What we remember from childhood we remember forever—permanent ghosts, stamped, inked, imprinted, eternally seen. • Cynthia Ozick
The Patchwork Girl’s story doesn’t really matter. Her adventures haven’t stuck with me. But her character has. She is what I long to be, heedless of the opinions of others and secure in her own idiosyncratic ways. She is delighted with her self. I do not want to emulate her carelessness, but as a child, I admired her self-assurance. I still do. It is not easy to revel in who you are.
Arrange whatever pieces come your way. • Virginia Woolf
In a letter to his publisher in November of 1912, Baum discusses the process of creating his fantasies, saying, “A lot of thought is required on one of these fairy tales.
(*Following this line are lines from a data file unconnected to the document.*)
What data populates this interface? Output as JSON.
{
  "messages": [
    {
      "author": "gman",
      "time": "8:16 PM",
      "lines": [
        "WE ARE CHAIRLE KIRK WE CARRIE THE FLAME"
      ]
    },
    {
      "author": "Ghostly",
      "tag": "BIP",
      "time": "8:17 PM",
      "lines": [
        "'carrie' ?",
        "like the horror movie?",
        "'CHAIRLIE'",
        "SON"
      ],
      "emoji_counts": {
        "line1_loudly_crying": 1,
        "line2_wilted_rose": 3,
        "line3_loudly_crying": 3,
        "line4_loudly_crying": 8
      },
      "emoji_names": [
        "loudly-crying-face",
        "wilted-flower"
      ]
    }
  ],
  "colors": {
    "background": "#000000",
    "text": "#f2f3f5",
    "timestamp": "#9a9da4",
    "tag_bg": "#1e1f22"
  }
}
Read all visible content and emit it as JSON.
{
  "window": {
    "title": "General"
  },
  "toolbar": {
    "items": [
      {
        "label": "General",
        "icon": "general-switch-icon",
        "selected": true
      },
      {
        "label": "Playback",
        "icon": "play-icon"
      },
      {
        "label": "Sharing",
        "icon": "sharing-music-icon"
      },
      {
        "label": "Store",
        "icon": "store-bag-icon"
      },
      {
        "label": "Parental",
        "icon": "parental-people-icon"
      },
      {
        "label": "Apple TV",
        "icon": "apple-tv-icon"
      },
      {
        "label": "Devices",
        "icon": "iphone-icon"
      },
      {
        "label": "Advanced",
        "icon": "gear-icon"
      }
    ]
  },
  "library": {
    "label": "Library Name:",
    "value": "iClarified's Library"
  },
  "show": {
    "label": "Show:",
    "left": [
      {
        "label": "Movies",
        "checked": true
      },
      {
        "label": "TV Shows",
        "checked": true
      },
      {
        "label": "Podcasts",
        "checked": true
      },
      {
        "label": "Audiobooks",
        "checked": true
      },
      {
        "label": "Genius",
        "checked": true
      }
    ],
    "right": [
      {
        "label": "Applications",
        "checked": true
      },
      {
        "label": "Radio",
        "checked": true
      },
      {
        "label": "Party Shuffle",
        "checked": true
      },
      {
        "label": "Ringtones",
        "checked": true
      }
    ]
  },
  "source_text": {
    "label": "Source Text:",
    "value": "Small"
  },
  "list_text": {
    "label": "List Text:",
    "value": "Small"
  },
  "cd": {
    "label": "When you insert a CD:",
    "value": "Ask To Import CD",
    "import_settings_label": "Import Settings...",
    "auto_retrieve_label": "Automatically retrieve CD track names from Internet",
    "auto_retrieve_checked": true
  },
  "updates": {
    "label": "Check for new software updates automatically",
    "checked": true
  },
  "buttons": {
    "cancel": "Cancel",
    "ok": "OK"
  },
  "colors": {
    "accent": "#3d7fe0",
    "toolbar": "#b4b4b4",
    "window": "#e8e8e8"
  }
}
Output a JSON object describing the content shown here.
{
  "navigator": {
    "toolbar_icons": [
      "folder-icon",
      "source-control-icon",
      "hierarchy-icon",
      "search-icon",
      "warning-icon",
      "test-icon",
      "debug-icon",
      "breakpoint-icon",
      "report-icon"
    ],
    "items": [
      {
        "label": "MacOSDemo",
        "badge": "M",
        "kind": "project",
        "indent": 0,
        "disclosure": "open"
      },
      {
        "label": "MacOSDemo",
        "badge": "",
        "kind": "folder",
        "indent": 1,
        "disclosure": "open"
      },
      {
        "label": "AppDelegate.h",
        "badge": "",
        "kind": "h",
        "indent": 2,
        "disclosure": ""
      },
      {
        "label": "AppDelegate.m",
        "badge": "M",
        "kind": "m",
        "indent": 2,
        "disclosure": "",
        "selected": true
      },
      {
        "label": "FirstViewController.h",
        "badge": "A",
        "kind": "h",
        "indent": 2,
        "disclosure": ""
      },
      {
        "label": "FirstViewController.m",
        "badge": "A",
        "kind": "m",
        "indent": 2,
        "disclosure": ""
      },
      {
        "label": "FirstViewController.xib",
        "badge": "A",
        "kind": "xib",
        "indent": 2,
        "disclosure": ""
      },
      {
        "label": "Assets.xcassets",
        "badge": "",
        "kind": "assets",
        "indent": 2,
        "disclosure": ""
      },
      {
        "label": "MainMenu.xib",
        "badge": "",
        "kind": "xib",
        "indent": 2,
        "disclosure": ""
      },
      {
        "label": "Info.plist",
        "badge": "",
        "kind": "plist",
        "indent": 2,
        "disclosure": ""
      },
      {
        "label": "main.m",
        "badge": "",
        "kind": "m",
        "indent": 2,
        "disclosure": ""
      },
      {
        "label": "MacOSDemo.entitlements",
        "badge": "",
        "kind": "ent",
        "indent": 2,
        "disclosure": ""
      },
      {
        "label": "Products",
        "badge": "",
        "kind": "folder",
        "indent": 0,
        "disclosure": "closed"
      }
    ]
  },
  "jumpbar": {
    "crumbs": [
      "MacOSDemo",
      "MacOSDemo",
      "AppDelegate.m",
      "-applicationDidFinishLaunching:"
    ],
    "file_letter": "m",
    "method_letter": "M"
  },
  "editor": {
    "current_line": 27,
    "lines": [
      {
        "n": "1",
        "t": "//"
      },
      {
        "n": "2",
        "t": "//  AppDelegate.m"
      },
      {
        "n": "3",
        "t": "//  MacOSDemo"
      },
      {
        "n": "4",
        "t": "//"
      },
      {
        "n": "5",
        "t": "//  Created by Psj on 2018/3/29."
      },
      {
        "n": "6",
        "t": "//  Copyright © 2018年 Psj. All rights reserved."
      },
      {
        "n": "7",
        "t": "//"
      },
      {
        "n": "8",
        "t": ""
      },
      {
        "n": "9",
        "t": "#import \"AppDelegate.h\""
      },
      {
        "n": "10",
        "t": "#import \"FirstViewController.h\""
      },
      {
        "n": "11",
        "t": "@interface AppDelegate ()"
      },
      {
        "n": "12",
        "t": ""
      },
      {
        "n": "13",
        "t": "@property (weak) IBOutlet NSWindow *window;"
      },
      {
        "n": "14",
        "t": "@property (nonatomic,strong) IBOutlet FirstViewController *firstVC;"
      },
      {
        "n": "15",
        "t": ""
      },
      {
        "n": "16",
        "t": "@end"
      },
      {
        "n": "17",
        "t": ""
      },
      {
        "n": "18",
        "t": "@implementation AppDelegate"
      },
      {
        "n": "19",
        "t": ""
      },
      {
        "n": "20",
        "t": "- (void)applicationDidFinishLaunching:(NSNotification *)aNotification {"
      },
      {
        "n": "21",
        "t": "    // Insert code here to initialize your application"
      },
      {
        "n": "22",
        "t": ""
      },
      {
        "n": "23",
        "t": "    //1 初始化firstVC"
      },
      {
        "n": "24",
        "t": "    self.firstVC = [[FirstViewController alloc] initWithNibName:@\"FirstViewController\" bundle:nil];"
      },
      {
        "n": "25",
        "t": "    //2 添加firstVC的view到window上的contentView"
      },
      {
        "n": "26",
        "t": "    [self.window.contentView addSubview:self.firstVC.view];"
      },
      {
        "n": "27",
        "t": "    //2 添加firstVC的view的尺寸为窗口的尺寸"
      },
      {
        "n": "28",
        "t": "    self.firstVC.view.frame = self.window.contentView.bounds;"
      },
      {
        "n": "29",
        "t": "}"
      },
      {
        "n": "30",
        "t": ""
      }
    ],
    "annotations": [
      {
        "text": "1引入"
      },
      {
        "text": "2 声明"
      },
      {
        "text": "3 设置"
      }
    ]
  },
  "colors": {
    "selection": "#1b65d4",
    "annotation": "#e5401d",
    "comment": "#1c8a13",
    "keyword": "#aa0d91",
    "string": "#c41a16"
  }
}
The odd characters are a sort of inspiration, liable to strike me at any time, but the plot and plan of adventures takes me considerable time…I live with it day by day, jotting down on odd slips of paper the various ideas that occur and in this way getting my materials together. The new Oz book [The Patchwork Girl of Oz] is at this stage….But…it’s a long way from being ready for the printer yet. I must rewrite it, stringing the incidents into consecutive order, elaborating the characters, etc.” Baum was a bricoleur too. Many artists are. Many people are. Researchers certainly are.
Human life itself may be almost pure chaos, but the work of the artist is to take these handfuls of confusion and disparate things and put them together in a frame to give them some kind of shape and meaning. • Katherine Anne Porter
Indulge in a bit of shelf analysis. What stories or characters from childhood are significant for you? Why?
The stories of childhood leave an indelible impression, and their author always has a niche in the temple of memory from which the image is never cast out to be thrown on the rubbish heap of things that are outgrown and outlived. • Howard Pyle